International Day of People with Disabilities.
The 3rd of December is the International Day of People with Disabilities. The observance of this day was first proclaimed in 1992 and it aims to promote an understanding of disability issues and mobilise support for the dignity, rights and well-being of persons with disabilities.
Right from the word go, the GSLP/Liberal government has given a focus on accessibility to people with disabilities that has not previously been seen in Gibraltar. The intention was very clear from the start with the introduction, for the first time ever, of a Minister with responsibility for Equality. In order to better understand the angle with which we have focused our efforts, we have taken into account the view that in order to make the lives of people with disabilities better, we have made the transition from a medical model to the social model. This means that we have to alter society’s views and physical aspects in order to be more inclusive instead of trying to medically help someone with a disability. This does not mean that if something can be done medically, it won’t be done.
We have to remember that not all disabilities are visually evident, the first thing we automatically seem to think of when we think of people with disabilities are people with mobility impairments and their wheelchairs. This is the stereotypical view and there are many other hidden disabilities which also need to be accounted for, for example hearing or visual impairments and learning disabilities like autism.
We will give examples of the different social changes that the current government has introduced in order to improve the lives of people with disabilities. The first sign that this government was taking inclusion seriously was the provision of a spectator stand for people with disabilities and a British Sign Language Interpreter at the Gibraltar National Day in 2012, these have been provided in National Day events ever since. Furthermore, designated areas at the 2013 Gibraltar Cavalcade were provided for the elderly and for people with disabilities and have been done since.
A major overhaul of Gibraltar’s beaches was undertaken during 2013. Beaches were made more accessible to people with mobility impairments with the introduction of different amenities and equipment which included pergolas with different amphibious equipment, mobility mats providing access from the pergolas directly to the shoreline, accessible toilets and changing rooms and most significantly, the introduction of changing places to name a few examples. Beach attendants were introduced in order to provide assistance with the use of the equipment and to assist with transfers to and from the beach equipment when users with disabilities wanted to bathe in the sea or pool in Camp Bay. These features have ensured that people with mobility impairments can also enjoy the experience of going to the beach and have a choice of different ones to go to.
Other adjustments which have been seen in the public domain which show collaborations with the private sector includes the sensory screenings at the Leisure Cinemas. Entertainment Captioning Glasses and headphones, to improve the entertainment experience of deaf, hard of hearing, blind or visually impaired audience members have also been provided at the Leisure Cinemas. Last year also saw the introduction of sensory performances to the Gibraltar International Magic Show programme; this was as a result of one of the organisers of the event attending one of the Ministry’s “Making Live Events Accessible” seminars.
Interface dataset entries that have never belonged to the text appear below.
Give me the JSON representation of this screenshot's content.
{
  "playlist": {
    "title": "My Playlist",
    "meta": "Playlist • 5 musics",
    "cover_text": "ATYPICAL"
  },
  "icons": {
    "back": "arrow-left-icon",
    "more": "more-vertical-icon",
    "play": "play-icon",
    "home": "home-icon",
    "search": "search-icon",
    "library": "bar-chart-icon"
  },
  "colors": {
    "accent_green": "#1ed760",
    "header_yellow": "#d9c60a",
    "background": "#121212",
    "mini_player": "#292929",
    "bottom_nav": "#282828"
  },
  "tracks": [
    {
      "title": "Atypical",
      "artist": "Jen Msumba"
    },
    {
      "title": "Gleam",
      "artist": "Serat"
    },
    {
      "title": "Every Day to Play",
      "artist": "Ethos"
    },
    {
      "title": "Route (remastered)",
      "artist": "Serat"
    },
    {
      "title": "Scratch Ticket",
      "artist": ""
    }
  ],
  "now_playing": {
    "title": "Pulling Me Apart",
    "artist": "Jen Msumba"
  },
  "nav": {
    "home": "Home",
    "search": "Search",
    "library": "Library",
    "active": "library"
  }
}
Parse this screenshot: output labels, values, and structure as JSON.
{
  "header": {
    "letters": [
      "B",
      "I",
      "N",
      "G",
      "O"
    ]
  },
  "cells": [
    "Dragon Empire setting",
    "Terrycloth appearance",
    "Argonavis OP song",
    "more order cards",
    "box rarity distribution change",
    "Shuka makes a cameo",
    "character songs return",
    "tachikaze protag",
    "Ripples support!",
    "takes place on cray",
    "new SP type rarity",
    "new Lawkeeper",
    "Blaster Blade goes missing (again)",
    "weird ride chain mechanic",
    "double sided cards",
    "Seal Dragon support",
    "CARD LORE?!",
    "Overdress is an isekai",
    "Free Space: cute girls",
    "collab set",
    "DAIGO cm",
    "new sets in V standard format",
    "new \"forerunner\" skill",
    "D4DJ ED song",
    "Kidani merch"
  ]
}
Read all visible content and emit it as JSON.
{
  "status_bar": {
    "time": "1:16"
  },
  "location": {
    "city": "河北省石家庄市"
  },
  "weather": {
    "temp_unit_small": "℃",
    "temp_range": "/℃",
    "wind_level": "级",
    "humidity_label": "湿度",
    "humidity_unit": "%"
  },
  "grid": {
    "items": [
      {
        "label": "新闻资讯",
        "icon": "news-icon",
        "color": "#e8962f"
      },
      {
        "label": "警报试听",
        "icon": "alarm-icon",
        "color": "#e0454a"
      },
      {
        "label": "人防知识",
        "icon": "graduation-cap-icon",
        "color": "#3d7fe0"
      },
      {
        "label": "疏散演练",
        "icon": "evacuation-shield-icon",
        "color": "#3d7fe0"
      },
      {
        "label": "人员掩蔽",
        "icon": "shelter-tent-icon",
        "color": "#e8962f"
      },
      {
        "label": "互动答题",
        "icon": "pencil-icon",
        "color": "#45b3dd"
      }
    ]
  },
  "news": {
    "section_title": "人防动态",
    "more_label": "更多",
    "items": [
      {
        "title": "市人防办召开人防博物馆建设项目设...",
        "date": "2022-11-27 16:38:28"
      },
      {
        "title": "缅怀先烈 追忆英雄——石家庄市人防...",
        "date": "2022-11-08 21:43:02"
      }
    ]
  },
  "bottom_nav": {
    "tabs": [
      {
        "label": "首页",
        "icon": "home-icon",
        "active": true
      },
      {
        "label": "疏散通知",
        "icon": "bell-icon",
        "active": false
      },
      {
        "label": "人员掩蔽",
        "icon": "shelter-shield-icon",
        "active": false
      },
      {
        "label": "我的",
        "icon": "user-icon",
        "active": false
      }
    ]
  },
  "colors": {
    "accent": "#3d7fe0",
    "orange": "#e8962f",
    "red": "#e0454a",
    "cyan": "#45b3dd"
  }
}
2017 saw the introduction of the Easy Access Pass and Sensory Hours at the Gibraltar Fair. Due to sensory overloads from bright lights and loud noises which affect people with Autism and other disabilities, people affected by this and also their families, would avoid going to the fair. By having the sensory adjustments, many have been able to enjoy the fair for the first time ever. We have found that these adjustments have been very successful and evidence of this has been the excellent feedback received.
The most significant achievement has been the introduction of legislation to strengthen the position of people with disabilities. The 1992 Disabled People Act was found to be outdated and did not meet this government’s requirements for a modern inclusive society. A new Act was drafted and last year saw the much anticipated Disability Act (Agnes Law) being enacted. The act is modelled on the UN Convention on the Rights of Persons with Disabilities. Even though the fundamental right of not being unfairly discriminated against is already enshrined in the constitution, the new act provides further safeguards and it also clarifies existing obligations.
The government also enacted the Building Rules Approved Document R this year. This legislation addresses all aspects of building and its aim is to improve accessibility to buildings and structures. This was a much needed piece of legislation to ensure that all new buildings and buildings being refurbished include provisions to make them more accessible.
In order to raise as much awareness as possible, to supplement the new legislation and to prepare government departments in meeting their obligations under the new legislation, the government has been organising training sessions in relation to making buildings, live events and businesses more accessible for a number of years for the public sector. Such training has also been made available to the private sector. A number of booklets have also been published which provide information on the new Document Part R Legislation, language and etiquette and also on improving accessibility at the workplace and welcoming customers with disabilities.
The government was also aware of the hunger for more information on learning disabilities and autism. For this reason it organised seminars for both the public and private sector and also for non-government organisations and sporting associations keen to improve their services to all their members.
It is clearly evident that the government has been working tirelessly to improve the lives of people with disabilities by making aspects of daily life more accessible and by raising awareness. In turn, we all have to be more conscious and considerate of the needs and requirements of others and we have to make society and the physical aspects of it, including our buildings, more accessible. Making Gibraltar a more inclusive society is something that is incumbent for all of us.
BY MINISTRY OF EQUALITY